Paul Krugman groans about the news media's penchant for one-sided debate
One major sin of news coverage, especially on TV, is the way certain points of view just get excluded from consideration — even if many of the best-informed people hold those views. Most famously and disastrously, the case against invading Iraq was just not heard in the months before the war.And one major sin of economics education and the public discourse of economics is the way certain points of view just get excluded from consideration. The perspective that work time reduction might be a key part of a progressive economic recovery strategy — as Keynes pointed out, one of three ingredients of a cure and the ultimate solution — is not only excluded, it is ridiculed by economists as a lump of labor fallacy. I’ve researched the alleged fallacy and I’ve found the claim to be fraudulent. The results of my research have been published in the Review of Social Economy as “Why Economists Dislike a Lump of Labor”. I’ve even offered a $10,000 prize if someone could refute my rebuttal and get it published in a leading economics journal. No takers of course.

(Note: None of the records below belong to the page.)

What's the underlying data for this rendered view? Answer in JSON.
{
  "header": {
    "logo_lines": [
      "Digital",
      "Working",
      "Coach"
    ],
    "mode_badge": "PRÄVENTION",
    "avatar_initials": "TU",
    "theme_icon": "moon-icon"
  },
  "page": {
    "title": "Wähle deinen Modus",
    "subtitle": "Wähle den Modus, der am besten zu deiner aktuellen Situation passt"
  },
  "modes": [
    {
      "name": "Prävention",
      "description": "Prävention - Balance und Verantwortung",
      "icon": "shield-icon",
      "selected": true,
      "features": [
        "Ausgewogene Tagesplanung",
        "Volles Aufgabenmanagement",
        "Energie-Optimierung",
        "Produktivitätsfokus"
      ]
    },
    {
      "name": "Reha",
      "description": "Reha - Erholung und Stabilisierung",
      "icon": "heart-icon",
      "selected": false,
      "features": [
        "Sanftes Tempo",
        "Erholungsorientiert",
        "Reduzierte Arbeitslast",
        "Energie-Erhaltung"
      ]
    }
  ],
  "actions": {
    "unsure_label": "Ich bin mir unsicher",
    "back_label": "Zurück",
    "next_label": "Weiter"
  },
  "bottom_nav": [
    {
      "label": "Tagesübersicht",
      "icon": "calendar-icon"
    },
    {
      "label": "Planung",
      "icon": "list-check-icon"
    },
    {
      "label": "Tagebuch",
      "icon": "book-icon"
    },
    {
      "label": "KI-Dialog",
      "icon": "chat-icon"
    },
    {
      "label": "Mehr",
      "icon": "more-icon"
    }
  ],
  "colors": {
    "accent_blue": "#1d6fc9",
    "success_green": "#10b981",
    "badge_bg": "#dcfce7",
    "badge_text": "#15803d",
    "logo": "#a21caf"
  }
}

Meanwhile, Dean Baker has offered a policy proposal for reducing working time as part of an economic recovery package. Just listen to the spirited discussion among economists of Dean’s proposal! What’s that you say? Silence? Oh.
Congratulations on the publication of your article. Does it discuss the case of the effort in France to reduce work hours? Many observers have claimed that this effort did not do much to change the unemployment rate, and there are ongoing complaints by people who would like to work longer hours against it. Thoughts on that?
Post a Comment